They show that up to 50% of all heart attack cases are missed using just one data source.
These findings may be relevant to other common conditions, such as stroke, and support the wider use of linked multiple record sources by clinicians, policy makers and researchers, say the authors.
Electronic health records are increasingly used to measure health outcomes, and for research, but records from one part of the health service (e.g. primary care) may not capture health events occurring in other parts of the health system (e.g. hospital care).
So a team of researchers from the London School of Hygiene & Tropical Medicine and UCL compared electronic health records for one major disease event – heart attack (myocardial infarction) – across four national health record sources in England: primary care, hospital care, disease registry and death records.
Previous studies have typically compared only one or two electronic sources.
They identified 21,482 patients with a record of acute myocardial infarction in one or more of the four data sources.
Risk factor profiles and one year all cause mortality rates were comparable across records from different sources.
However, they found that each data source missed a substantial proportion of cases.
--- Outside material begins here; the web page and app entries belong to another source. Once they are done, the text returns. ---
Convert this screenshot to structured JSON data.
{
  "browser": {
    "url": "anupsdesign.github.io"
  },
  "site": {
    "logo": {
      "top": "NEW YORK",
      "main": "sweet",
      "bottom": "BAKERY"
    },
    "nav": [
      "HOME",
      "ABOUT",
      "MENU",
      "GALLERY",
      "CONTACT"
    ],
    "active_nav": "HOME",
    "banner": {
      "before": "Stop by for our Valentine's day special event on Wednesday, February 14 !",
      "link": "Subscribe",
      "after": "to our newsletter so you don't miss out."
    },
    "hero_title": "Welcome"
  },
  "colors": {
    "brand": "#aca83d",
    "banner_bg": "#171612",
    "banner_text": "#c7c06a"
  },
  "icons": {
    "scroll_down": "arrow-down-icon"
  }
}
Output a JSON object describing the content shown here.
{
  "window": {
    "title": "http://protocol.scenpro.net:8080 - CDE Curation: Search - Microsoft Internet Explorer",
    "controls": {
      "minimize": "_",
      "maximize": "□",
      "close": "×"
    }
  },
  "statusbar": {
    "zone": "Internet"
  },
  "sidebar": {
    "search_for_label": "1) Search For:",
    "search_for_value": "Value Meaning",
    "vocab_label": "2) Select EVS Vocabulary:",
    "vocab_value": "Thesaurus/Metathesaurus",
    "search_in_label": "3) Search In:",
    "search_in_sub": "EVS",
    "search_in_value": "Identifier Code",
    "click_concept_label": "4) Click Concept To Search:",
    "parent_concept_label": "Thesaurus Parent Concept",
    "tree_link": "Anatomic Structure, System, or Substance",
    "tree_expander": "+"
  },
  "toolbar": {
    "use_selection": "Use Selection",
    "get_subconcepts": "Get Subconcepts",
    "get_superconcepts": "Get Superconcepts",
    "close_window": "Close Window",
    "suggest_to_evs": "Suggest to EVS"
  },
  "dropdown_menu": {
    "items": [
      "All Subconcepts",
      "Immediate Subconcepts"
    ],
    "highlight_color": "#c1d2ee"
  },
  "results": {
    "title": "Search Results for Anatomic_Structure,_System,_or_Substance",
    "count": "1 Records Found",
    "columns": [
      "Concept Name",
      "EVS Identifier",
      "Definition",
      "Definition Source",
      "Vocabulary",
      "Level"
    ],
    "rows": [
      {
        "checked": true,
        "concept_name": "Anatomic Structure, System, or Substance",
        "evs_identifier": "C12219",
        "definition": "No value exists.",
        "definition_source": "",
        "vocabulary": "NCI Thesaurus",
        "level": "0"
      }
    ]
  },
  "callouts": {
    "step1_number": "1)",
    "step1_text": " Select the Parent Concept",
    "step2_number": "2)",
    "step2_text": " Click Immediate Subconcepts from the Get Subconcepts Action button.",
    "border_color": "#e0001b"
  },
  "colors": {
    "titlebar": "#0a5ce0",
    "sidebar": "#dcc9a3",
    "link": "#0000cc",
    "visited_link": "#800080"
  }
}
For example, only one third of non-fatal myocardial infarctions were recorded in all three data sources (primary care, hospital care and disease registry), while two thirds were recorded in two sources.
Primary care records were the single most complete source of non-fatal myocardial infarction records (not recording one quarter), hospital records missed one third and the disease registry nearly half.
In other words, acute myocardial infarction was underestimated by 25–50% using one source compared to using all three.
"With the current emphasis on measuring clinical outcomes in health systems and recent plans to use linked data to drive improvements in the care of patients with cardiovascular disease, our study has important implications for practice and policy," say the authors.
And they say future research should focus on areas such as improving how data are coded, understanding how linkages with primary care, admission to hospital and mortality data compare, and evaluating the quality of the data available in these linked data.
More information: www.bmj.com/cgi/doi/10.1136/bmj.f2350